Sunday, 31 July 2016
There are several things about the 1966 World Cup we all learned a long time ago. You probably know it's the only trophy the England football team have ever won. You must be aware Sir Geoff Hurst bagged a hat-trick in the final. And, unless you're REALLY bad at maths, you will know that on 30th July 2016, it will be exactly 50 years since that glorious day at Wembley. However, while we all know the obvious details, there are a whole load of 1966 World Cup facts that could really surprise you… 1. Only one of the quarter-finals was on TV 1966 was a much smaller tournament than the modern World Cups, with only 16 teams competing. Even so, not all of the games were on television. It seems inconceivable in an era where Fifa re-jigged the 2014 draw a little to give England-Italy in Manaus a better time-slot for Europe, but in 1966 all four quarter-finals kicked off at 3pm on a Saturday afternoon.read more
Saturday, 23 July 2016
Saturday, 16 July 2016
Modern humans have been walking the Earth for about 200,000 years.
1) A tail
Saturday, 9 July 2016
Hello! Chris Donlan here. Simon Parkin and I recently attended a wonderful talk at Brighton'sCatalyst Club, in which historian Mathew Homewood picked over some of the strangest sports in Sussex history. I think it's quite interesting to think of games as being related to this quirky lineage, and so I asked him to write a bit about bizarre and forgotten sports for Eurogamer. I really hope you enjoy it.
Most of us have participated in those classic sports day events; the egg and spoon race, the sack race, and the tug of war. Relatively 'normal' activities for both children and adults. However, many years ago, grown men and women were participating in far more weird and unusual sporting events. The county of Sussex appears to have been one of the leading lights in this world of bizarre sporting behaviour. In Brighton's Royal Gardens, as far back as the 1820s, one could witness such events as climbing the greasy pole, grinning through horse collars, catching a cock 'with hands tied behind'(!), and jingling matches, which involved a man with a bell round his neck being chased around a field by an army of men with blindfolds.

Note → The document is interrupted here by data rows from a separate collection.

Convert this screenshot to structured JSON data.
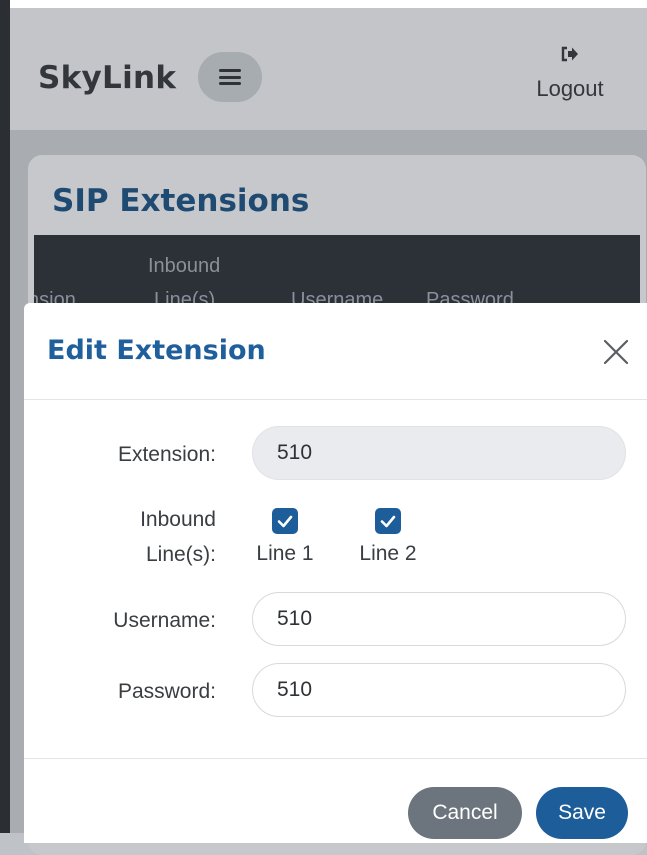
{
  "header": {
    "brand": "SkyLink",
    "logout_label": "Logout"
  },
  "page": {
    "title": "SIP Extensions",
    "columns": [
      "nsion",
      "Inbound",
      "Line(s)",
      "Username",
      "Password"
    ]
  },
  "modal": {
    "title": "Edit Extension",
    "fields": {
      "extension": {
        "label": "Extension:",
        "value": "510"
      },
      "inbound": {
        "label_line1": "Inbound",
        "label_line2": "Line(s):"
      },
      "username": {
        "label": "Username:",
        "value": "510"
      },
      "password": {
        "label": "Password:",
        "value": "510"
      }
    },
    "lines": [
      {
        "label": "Line 1",
        "checked": true
      },
      {
        "label": "Line 2",
        "checked": true
      }
    ],
    "buttons": {
      "cancel": "Cancel",
      "save": "Save"
    }
  },
  "icons": {
    "menu": "hamburger-icon",
    "logout": "sign-out-icon",
    "close": "close-icon",
    "check": "check-icon"
  },
  "colors": {
    "primary": "#1d5d99",
    "secondary": "#6c757d",
    "title": "#1f5f9b"
  }
}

An experienced jingler may lead these men into a merry game of cat and mouse. However, one might have some sympathy for the inexperienced jingler, cantering around a field, jangling away, and being bundled over by an excited mob.
The greasy pole was often used in village sports days. A vertical pole, standing upwards of three meters would be coated with grease. A prize would then be placed at the top - sometimes a hat, but more often a leg of mutton - and crowds would watch enthusiastic, and often hopeless attempts to gain the prize. Another use for the greasy pole was to lay it vertically over a pit of cold water, sit two men on it, arm them will sacks full of something heavy, and let them battle it out until one (or both) fell into the water.-read more